## Goal of the exercise
Write only the number of lines in the records beneath that hold "description".

## Given data
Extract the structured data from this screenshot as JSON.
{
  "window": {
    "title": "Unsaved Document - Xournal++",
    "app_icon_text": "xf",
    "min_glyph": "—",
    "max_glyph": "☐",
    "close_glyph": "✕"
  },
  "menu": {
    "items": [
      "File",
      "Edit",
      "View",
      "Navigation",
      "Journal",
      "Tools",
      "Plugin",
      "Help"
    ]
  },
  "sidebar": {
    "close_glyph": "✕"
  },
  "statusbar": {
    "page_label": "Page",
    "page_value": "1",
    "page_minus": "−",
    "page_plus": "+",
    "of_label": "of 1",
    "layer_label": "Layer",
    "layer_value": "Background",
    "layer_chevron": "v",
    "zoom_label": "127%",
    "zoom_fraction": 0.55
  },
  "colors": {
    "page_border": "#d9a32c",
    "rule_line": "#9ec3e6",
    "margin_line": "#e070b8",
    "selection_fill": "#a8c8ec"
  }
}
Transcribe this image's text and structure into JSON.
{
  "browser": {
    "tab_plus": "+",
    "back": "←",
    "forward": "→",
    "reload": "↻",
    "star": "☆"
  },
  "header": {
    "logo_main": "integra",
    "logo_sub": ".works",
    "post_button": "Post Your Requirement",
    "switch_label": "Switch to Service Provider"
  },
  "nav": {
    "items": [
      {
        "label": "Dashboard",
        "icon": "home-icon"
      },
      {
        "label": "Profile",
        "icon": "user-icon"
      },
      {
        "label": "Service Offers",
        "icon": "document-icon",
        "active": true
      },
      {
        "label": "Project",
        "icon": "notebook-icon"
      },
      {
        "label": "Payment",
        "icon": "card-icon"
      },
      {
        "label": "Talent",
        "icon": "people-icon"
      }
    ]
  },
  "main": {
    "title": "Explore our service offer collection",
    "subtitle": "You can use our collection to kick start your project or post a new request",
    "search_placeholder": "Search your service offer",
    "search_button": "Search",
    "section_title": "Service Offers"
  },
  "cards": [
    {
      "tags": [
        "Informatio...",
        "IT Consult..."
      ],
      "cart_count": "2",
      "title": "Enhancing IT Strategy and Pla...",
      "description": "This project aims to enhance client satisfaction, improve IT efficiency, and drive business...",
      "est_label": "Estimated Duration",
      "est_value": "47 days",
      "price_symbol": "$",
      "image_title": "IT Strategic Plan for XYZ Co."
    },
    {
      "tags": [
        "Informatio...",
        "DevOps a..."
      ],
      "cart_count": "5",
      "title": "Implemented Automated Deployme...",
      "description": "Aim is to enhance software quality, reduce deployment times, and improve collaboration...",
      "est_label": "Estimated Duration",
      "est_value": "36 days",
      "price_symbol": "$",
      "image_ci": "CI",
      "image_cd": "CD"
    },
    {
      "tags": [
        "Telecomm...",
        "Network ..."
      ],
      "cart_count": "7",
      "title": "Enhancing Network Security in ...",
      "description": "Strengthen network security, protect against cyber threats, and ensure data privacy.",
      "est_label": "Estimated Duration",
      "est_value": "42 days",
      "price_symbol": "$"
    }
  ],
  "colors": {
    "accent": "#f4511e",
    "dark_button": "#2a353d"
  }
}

## Answer for the task
3